It's a stretch to say that the barter economy was "replaced" with a "cocoa bean economy". However, cocoa beans were certainly an important trade item, and appear to have taken on monetary functions in periods when the Mesoamerican economy became more commercialized. The article "Making money in Mesoamerica: Currency production and procurement in the Classic Maya financial system" (Baron 2018) looks at the early evolution of cocoa as money.
The key process that allowed cocoa (and other items, notably textiles) to function as money was standardization through tribute. Social obligations could be paid in a standard unit of pik, or 8,000 cocoa beans. Cocoa wasn't necessarily the most important tribute item, but from that initial use it would have later lent itself well to generalization for exchange. The overall argument is a bit complex but here is a summary:
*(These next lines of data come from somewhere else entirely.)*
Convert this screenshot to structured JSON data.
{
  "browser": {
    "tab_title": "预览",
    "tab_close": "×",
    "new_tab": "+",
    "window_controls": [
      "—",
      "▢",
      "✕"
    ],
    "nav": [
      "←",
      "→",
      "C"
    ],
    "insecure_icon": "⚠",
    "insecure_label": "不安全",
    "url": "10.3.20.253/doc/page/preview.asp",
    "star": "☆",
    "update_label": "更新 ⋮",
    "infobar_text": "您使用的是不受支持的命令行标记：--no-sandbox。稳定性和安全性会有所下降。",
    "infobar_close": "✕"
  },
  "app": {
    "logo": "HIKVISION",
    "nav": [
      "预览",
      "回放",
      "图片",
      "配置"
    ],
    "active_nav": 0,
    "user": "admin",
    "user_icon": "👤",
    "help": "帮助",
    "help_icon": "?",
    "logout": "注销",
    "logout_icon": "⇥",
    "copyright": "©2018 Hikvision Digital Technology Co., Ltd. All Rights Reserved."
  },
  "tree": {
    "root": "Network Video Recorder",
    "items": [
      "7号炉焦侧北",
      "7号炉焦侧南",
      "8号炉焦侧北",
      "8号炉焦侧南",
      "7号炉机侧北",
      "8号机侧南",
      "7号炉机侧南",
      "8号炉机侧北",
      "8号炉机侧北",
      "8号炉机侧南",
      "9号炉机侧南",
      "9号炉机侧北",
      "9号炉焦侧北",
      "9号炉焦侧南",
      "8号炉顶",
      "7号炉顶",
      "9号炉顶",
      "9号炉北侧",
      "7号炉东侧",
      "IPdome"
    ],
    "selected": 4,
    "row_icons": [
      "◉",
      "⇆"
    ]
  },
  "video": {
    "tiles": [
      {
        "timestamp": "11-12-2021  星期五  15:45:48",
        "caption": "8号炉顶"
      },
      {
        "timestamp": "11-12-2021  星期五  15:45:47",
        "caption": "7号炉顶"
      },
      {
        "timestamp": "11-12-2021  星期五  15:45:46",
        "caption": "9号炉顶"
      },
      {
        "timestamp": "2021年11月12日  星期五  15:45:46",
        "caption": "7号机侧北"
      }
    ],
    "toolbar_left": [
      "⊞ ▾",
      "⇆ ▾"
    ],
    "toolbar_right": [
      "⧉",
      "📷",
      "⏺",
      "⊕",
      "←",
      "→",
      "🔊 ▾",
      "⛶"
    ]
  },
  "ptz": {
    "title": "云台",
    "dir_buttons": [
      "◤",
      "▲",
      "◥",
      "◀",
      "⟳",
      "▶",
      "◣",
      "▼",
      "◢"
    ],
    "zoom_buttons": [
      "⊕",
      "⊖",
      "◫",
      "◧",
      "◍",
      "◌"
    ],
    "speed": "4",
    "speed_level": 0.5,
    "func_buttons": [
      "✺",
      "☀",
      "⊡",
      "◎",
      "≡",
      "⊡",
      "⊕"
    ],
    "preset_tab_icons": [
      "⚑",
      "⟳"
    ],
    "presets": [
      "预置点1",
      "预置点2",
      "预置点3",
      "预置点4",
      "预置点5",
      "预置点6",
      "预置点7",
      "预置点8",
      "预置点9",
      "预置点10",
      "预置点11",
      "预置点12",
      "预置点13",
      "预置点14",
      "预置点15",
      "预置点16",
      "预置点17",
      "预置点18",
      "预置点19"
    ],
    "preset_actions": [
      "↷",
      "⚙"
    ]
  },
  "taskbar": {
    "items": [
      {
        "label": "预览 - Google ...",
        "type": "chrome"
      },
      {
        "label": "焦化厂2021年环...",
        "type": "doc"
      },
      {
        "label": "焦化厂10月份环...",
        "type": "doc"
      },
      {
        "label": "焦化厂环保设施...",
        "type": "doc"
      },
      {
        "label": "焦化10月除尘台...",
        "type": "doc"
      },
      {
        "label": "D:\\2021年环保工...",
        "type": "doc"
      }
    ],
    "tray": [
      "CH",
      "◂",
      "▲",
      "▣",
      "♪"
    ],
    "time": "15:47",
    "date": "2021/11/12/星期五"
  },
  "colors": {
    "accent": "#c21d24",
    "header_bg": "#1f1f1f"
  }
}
In the case of the Classic Maya, I show that the value of its currencies was related to their ancient function as indexical of elite social status, reproduced through consumption and display. I argue that this value was extended to other contexts in the seventh century CE as large polities devoted more resources to their market place economies and marketplace exchange valuables became standardized for tribute payment. Finally, I suggest that this monetization process reconfigured relationships between core urban polities and peripheral agricultural zones,that it led to the rise of traveling financiers, and that it made the Classic Maya economy more vulnerable to shifting patterns of rainfall. This series of events is unique to the Classic Maya (though similar processes may have taken place in closely related Mesoamerican societies).